Unfortunately there are a lot of shady sanctuaries like the Tangkahan Elephant Camp. But that doesn’t mean there you can’t find an ethical sanctuary to visit.
Do your own research and make sure your once-in-a-life-time elephant experience is not based on a lifetime elephant torture. Ignore the self-labelling and beware that even tour agencies do not always know. There are many genuine orangutan tour companies in Bukit Lawang that offer tours also to Tangkahan simply because it is the thing to do and they just never thought of the unethical side of elephant riding and washing.
The first and easiest step is to check if the elephant sanctuary you’re thinking of visiting is accredited by the Global Federation of Animal Sanctuaries. If it isn’t it does not yet mean that it is shady. Read reviews and contact the sanctuary with a lot of questions. One yes to these questions could already be a red flag:

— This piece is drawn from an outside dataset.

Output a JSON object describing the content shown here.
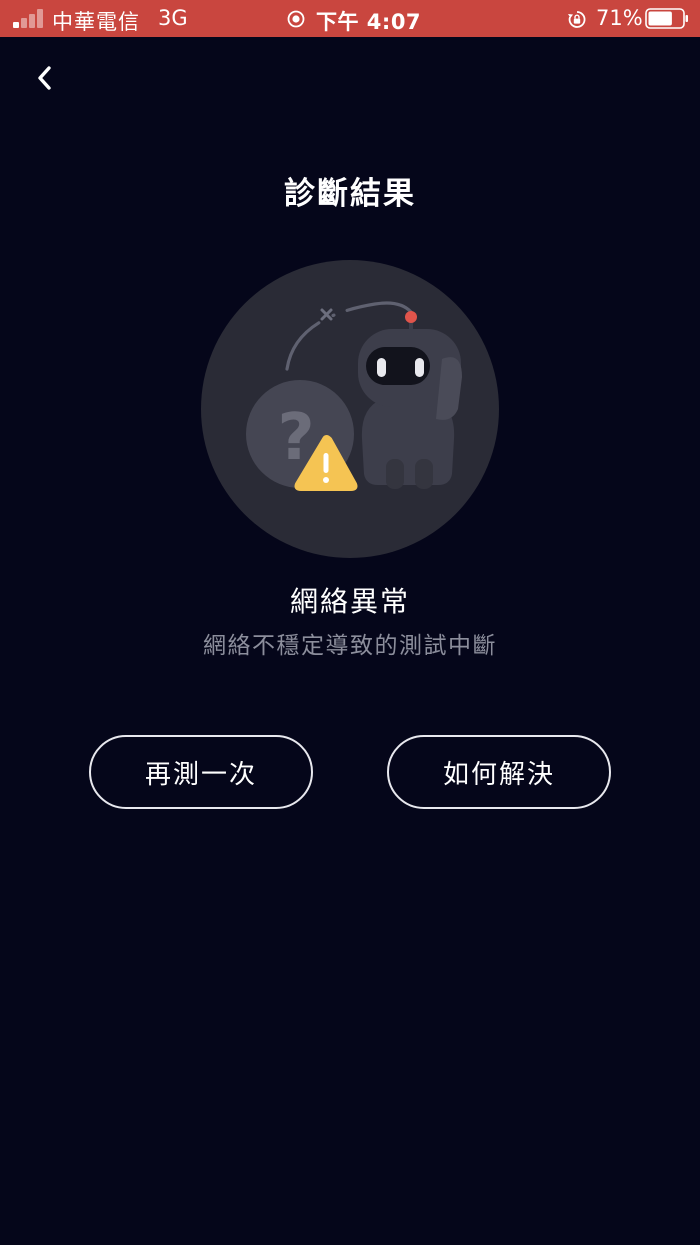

- Do the elephants perform for visitors (such as painting or standing)?
- Can visitors feed, wash, ride or touch elephants?

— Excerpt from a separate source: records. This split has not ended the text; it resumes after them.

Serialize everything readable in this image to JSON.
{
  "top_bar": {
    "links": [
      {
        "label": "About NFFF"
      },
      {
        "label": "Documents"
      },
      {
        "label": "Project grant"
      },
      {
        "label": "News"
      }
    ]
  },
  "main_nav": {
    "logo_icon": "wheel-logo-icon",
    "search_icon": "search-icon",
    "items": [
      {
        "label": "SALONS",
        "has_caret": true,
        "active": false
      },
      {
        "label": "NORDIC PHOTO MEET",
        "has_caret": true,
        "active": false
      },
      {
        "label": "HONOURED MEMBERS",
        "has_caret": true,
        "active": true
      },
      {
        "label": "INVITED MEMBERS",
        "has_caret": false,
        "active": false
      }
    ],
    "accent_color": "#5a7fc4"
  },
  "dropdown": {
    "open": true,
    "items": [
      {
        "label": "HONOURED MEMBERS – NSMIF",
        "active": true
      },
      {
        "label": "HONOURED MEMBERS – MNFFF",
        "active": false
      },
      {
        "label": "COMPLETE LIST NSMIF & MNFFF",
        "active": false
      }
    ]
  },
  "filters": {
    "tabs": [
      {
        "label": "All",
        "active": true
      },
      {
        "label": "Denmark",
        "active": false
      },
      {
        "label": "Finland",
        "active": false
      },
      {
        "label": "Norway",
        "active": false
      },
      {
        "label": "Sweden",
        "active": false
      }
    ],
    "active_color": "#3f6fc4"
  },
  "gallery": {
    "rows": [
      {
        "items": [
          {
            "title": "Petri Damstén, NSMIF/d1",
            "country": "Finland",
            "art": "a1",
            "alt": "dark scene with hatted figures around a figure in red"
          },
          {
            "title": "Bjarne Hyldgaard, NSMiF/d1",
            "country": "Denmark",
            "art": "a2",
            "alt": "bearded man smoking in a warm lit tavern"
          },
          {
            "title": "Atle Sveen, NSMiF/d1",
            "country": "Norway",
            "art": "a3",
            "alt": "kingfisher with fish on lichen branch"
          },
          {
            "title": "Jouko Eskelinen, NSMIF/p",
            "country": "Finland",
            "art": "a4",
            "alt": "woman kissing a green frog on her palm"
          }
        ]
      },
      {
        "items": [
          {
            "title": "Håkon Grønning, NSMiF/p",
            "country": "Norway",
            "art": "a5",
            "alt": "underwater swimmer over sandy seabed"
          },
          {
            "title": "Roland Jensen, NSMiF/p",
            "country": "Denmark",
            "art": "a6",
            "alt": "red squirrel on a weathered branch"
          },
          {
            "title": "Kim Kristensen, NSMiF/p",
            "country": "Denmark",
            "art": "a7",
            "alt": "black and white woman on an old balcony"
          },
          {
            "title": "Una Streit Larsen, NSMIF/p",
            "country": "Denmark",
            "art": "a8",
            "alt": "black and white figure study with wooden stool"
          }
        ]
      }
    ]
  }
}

- Are the baby elephants separated at times from their mother?
- Are the elephants chained (usually at nights)?
- Are the elephants bought (instead of rescued)?
- Do they use bullhooks against elephants in any circumstances?

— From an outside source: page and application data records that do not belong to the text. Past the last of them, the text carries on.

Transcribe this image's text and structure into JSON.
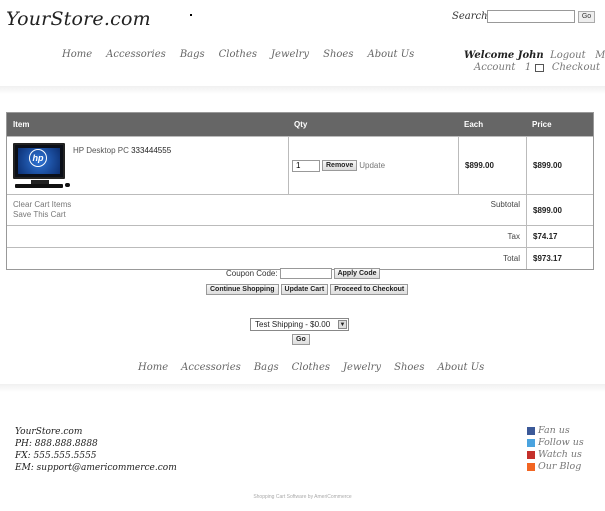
{
  "header": {
    "logo": "YourStore.com",
    "search_label": "Search",
    "search_value": "",
    "search_button": "Go"
  },
  "nav": [
    "Home",
    "Accessories",
    "Bags",
    "Clothes",
    "Jewelry",
    "Shoes",
    "About Us"
  ],
  "user": {
    "welcome": "Welcome John",
    "logout": "Logout",
    "my": "My",
    "account": "Account",
    "cart_count": "1",
    "checkout": "Checkout"
  },
  "cart": {
    "columns": {
      "item": "Item",
      "qty": "Qty",
      "each": "Each",
      "price": "Price"
    },
    "items": [
      {
        "name": "HP Desktop PC",
        "sku": "333444555",
        "qty": "1",
        "each": "$899.00",
        "price": "$899.00",
        "image": "hp-desktop-pc"
      }
    ],
    "remove_label": "Remove",
    "update_label": "Update",
    "clear_label": "Clear Cart Items",
    "save_label": "Save This Cart",
    "subtotal_label": "Subtotal",
    "subtotal": "$899.00",
    "tax_label": "Tax",
    "tax": "$74.17",
    "total_label": "Total",
    "total": "$973.17"
  },
  "coupon": {
    "label": "Coupon Code:",
    "value": "",
    "button": "Apply Code"
  },
  "actions": {
    "continue": "Continue Shopping",
    "update": "Update Cart",
    "checkout": "Proceed to Checkout"
  },
  "shipping": {
    "selected": "Test Shipping - $0.00",
    "go": "Go"
  },
  "footer": {
    "store": "YourStore.com",
    "phone": "PH: 888.888.8888",
    "fax": "FX: 555.555.5555",
    "email": "EM: support@americommerce.com",
    "social": [
      "Fan us",
      "Follow us",
      "Watch us",
      "Our Blog"
    ],
    "credit": "Shopping Cart Software by AmeriCommerce"
  },
  "colors": {
    "table_header": "#666666",
    "border": "#999999"
  }
}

But despite a thorough research you may still end up in an unethical sanctuary. In that case, help fellow travellers by leaving a review and posting photos or videos. In some cases it will even motivate the camps to improve their practices.
A British family enjoys a photo shoot with juvenile elephants at Lucky Beach on Phuket, Thailand. Many travelers, unaware of the training the elephants endure, view such picturesque experiences as the highlight of their trip. Source: National Geographic Channel.
There is Hope…
Since we had published this post a several years ago, the Tangkahan Elephant Sanctuary decided to no longer offer elephant riding tours to travellers to address repeated complaints.
This is a fantastic first step and it shows how powerful travelers are! When travellers no longer actively support an organization that mistreats elephants, it is in the sanctuary’s financial interest to treat them better.
However, not offering elephant rides is not enough. Elephants are still ridden by their carers, the mothers are still separated from their children, and they are still beaten and chained into submission.
The most powerful thing that we can do is to bombard Tangkahan Elephant Camp with emails about why we will not visit them, and what they should change in their behaviour for us to reconsider. For the sake of impact, remain polite when explaining your issues with their treatments. You can contact their office via WhatsApp on the number +62 813-9624-2503.
No inspiration what to write? Here’s an example.
Dear Tangkahan Elephant Camp,
As an animal lover, I was looking forward to visit an elephant sanctuary during my visit to Sumatra. Since there aren’t many elephant sanctuaries in Sumatra I came across of your organization.
It is with enthusiasm that I have read about your recent decision to no longer offer elephant ride tours. I applaud this development. However, it is with sadness that I read that your carers still ride elephants, that elephants are sometimes chained and that the mothers are separated from their children. It is for this reason that I have decided to not visit your sanctuary.
I kindly advice you to reconsider the treatment of the elephants. Besides this being the morally just thing to do, it would also be in your financial interest since travellers increasingly look for eco-friendly activities. Please let me know whenever you have adopted a more elephant-friendly treatment, so that we can support your organization with a joyful visit the next time we are around.
We have written this article because we belief in the power of ecotourism and it hurts to see greenwashing attempts undermine the true ecotourism concept.
It is not uncommon that animal camps that chain and abuse animals label themselves as sanctuaries to lure more visitors. Unfortunately, it is a very simple and successful strategy that unaware travellers easily fall for.
Could you help us spread the word, protect travellers from a big disappointment and help them choose true ecotourism destinations to support environmentally friendly initiatives? You help a lot by sharing this article with your network.